But AI is just a technology that can not do harm on its own unless it is designed and constructed to do so. This leads to an important and often ignored concept— intent.
Echoing Dave Waters, “The potential benefits of artificial intelligence are huge, so are the dangers.”
Source: People vector created by pch.vector — www.freepik.com, with inputs from Author on good and bad intent with examples
AI has huge untapped potential to improve human lives but comes with its own risks.
The moment risks enter the scene, follows the regulations. Yes, regulations are needed to put checks and balances in place and to make sure that they provide the right framework that does not deter the flight of AI benefits but controls the possible harms.
Societal and human-friendly applications that do not compromise or misuse personal data and respect user privacy can only succeed and make their way to market. Regulations like GDPR aim at giving control and rights to individuals over how they allow their personal data to be used.
Timely intervention and updates of such regulation frameworks ensure that our society can continue to reap the benefits of good intent of AI while deterring the mal-intended AI products to hit the ground.
Can the AI model explain the predictions. It is imperative for the model developer to explain the internal working of the algorithm without trading off with the model accuracy. There are two ways it can be achieved — interpretable models or auxiliary tools.

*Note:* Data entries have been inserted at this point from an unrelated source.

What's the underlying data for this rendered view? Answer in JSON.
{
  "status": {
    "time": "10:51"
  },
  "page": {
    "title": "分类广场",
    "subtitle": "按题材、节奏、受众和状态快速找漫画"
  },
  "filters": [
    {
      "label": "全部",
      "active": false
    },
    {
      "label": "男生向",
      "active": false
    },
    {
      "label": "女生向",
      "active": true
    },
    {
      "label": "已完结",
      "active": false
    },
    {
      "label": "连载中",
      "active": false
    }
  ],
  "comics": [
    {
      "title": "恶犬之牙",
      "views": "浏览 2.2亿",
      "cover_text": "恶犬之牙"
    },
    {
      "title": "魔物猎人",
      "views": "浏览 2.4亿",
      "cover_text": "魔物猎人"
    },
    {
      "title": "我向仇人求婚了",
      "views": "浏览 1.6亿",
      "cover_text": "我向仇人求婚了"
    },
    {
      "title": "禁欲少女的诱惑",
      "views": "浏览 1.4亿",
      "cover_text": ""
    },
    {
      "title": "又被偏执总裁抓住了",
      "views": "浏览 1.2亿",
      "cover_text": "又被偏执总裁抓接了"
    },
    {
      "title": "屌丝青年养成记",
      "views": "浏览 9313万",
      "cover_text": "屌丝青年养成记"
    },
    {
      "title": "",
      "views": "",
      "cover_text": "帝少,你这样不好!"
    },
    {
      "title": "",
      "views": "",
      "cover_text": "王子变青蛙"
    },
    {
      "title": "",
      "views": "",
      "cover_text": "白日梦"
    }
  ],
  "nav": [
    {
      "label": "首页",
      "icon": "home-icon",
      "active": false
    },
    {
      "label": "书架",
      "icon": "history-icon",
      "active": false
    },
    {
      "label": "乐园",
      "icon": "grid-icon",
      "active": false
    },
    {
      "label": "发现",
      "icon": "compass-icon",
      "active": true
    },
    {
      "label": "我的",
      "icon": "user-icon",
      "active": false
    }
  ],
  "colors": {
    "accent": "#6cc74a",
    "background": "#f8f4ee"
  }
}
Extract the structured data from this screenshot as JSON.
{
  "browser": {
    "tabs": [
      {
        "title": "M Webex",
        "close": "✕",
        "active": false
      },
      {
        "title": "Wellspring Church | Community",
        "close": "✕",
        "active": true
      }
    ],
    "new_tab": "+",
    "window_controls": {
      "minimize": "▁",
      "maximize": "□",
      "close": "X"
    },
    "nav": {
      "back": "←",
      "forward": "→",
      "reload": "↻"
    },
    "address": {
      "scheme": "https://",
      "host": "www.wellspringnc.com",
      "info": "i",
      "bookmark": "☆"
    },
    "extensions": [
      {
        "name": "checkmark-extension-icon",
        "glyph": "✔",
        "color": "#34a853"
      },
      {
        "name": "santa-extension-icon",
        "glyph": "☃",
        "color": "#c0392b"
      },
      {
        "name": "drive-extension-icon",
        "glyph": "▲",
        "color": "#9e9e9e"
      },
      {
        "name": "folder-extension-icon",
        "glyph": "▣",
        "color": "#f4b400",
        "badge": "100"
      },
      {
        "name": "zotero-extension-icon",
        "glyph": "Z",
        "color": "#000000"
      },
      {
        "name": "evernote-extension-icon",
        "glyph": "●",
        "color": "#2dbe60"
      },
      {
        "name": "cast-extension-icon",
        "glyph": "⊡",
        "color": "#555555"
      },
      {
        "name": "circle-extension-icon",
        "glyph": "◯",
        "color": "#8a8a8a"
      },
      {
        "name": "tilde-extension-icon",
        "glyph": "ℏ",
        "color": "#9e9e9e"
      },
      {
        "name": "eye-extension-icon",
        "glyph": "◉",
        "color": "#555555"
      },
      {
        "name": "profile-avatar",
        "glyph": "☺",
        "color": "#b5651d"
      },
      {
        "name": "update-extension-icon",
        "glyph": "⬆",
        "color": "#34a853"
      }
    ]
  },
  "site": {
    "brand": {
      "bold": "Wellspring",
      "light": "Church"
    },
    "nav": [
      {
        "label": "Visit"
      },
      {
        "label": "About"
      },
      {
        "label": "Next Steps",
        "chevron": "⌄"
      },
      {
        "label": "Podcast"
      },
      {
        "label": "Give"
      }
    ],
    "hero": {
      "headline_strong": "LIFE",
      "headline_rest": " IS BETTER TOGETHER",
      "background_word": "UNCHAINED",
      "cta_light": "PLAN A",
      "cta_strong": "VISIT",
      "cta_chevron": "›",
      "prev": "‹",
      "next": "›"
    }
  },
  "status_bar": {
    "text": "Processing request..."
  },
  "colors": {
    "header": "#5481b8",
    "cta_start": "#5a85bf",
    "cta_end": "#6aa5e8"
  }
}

Source: Education vector created by freepik — www.freepik.com
The words interpretability and explainability are often used interchangeably. Models like decision trees, linear regression come under the umbrella of interpretable models due to their inherent nature of interpreting the predictions. While black-box models like deep neural networks need the help of auxiliary tools and techniques like LIME and SHAP framework to explain the model output.
The illustration shown below captures the true state the data science community should strive to achieve where we are able to explain why a model outputs a particular class X and not class Y. When does the model succeed and can be trusted with a greater degree of confidence? What changes in the input data would have led to the flip in predictions etc.
There are various tools that help keep the risk in check, including but not limited to model interpretability, bias detection, and mitigation, model monitoring, and maintenance.
I will elaborate more on each of these in my upcoming articles. So stay tuned.
Vidhi Chugh is an award-winning AI/ML innovation leader and an AI Ethicist. She works at the intersection of data science, product, and research to deliver business value and insights. She is an advocate for data-centric science and a leading expert in data governance with a vision to build trustworthy AI solutions.